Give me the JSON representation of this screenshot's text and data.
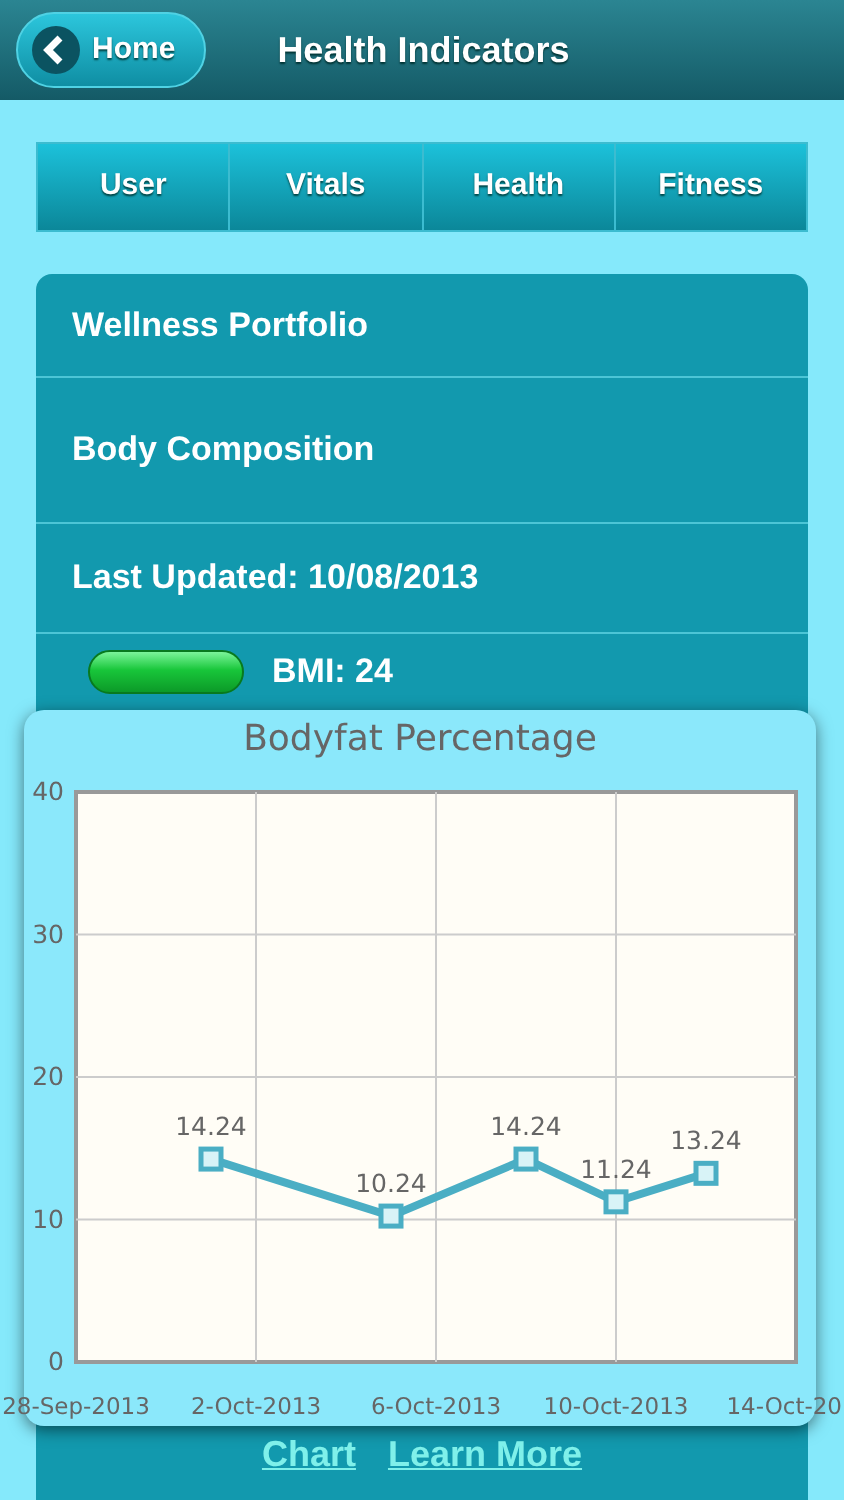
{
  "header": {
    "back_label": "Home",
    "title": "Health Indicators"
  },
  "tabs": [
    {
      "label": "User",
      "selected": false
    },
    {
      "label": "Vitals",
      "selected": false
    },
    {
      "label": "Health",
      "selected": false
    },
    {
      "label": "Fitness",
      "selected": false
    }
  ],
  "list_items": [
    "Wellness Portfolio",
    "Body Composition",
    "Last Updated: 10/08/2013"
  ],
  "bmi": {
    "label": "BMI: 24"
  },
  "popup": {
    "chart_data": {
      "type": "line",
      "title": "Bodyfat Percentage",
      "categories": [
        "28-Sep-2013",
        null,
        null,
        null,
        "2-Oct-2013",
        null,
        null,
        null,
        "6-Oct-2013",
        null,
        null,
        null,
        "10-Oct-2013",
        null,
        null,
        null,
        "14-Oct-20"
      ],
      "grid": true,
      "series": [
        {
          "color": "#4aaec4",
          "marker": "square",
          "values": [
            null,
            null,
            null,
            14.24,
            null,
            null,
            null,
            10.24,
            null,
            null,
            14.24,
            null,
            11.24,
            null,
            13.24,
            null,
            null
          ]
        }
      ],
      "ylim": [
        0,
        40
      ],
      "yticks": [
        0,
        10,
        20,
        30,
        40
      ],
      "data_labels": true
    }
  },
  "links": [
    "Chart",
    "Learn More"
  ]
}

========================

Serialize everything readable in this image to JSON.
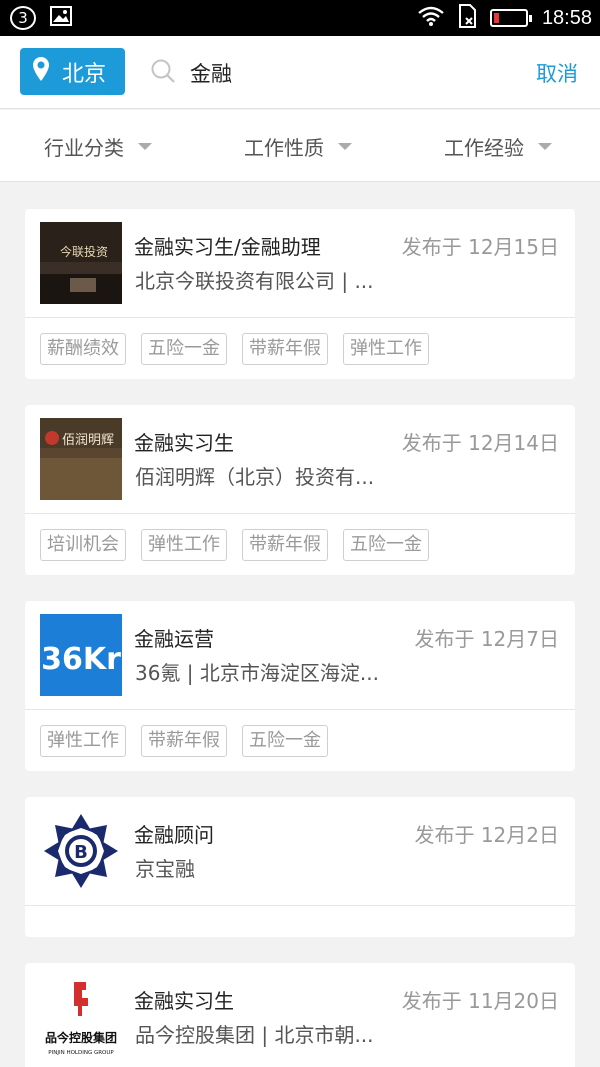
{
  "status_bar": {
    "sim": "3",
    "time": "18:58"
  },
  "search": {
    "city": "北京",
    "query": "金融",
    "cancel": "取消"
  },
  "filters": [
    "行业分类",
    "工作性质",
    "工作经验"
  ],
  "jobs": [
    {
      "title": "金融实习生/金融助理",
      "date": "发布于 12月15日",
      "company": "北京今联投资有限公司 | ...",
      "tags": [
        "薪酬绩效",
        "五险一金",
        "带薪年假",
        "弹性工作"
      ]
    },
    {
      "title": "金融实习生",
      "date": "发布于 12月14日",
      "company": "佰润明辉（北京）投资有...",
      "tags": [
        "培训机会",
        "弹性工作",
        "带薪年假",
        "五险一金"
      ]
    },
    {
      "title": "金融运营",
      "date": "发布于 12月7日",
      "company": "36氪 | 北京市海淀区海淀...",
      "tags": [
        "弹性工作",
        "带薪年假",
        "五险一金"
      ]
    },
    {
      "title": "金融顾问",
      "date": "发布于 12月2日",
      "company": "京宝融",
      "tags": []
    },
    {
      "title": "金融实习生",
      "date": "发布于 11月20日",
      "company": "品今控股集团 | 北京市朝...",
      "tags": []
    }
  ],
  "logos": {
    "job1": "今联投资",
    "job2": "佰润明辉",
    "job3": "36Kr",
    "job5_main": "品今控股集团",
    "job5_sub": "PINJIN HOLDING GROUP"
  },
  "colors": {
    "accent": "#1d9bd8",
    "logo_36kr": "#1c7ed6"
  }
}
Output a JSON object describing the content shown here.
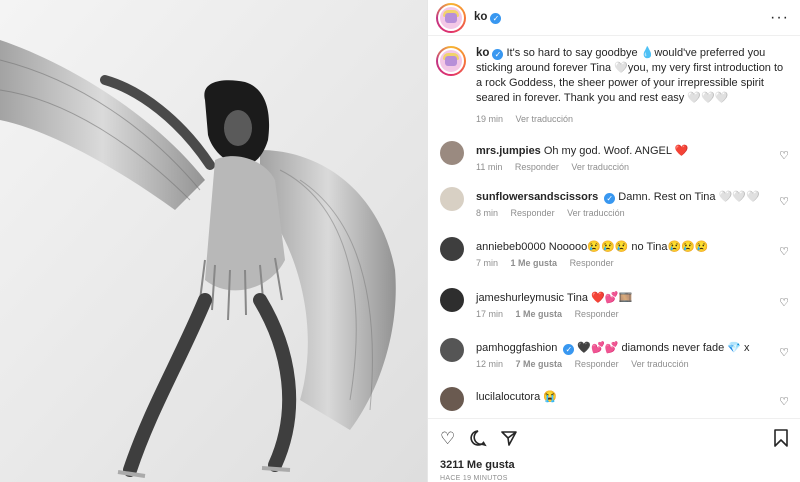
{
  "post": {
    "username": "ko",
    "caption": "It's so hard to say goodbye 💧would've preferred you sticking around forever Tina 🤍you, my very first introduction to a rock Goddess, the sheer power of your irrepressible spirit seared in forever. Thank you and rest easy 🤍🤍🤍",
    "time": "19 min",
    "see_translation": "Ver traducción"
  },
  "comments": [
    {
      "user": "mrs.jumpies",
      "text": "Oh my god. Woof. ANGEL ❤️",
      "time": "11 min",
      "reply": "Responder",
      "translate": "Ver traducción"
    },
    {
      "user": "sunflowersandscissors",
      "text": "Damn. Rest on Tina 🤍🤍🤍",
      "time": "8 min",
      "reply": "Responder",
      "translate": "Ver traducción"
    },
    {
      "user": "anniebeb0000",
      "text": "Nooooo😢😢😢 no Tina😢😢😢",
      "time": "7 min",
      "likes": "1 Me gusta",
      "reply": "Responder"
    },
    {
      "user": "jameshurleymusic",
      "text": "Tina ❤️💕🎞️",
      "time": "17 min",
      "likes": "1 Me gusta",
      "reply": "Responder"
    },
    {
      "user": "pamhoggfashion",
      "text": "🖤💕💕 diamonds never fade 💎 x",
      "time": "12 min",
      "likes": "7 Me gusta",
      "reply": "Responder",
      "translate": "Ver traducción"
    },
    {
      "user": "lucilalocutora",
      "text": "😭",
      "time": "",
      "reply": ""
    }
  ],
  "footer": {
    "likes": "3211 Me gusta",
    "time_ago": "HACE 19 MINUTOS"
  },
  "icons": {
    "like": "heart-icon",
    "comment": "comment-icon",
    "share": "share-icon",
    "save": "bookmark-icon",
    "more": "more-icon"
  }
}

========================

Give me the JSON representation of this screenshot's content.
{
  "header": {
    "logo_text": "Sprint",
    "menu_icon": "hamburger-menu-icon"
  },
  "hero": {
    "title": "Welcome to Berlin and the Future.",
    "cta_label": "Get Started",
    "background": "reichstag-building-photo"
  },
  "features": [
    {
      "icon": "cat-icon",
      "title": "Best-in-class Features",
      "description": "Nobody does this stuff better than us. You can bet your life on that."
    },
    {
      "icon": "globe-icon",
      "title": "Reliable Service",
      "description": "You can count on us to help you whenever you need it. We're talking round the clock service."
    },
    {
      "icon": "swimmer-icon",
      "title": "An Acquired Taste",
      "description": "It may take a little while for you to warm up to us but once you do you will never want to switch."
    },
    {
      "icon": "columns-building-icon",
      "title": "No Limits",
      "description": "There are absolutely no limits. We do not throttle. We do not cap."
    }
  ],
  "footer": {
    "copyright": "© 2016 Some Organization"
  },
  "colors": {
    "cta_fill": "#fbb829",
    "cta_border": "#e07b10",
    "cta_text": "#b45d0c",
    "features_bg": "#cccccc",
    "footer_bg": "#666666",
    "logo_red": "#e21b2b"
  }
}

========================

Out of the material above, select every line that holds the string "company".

      "company": "北京今联投资有限公司 | ...",
      "company": "佰润明辉（北京）投资有...",
      "company": "36氪 | 北京市海淀区海淀...",
      "company": "京宝融",
      "company": "品今控股集团 | 北京市朝...",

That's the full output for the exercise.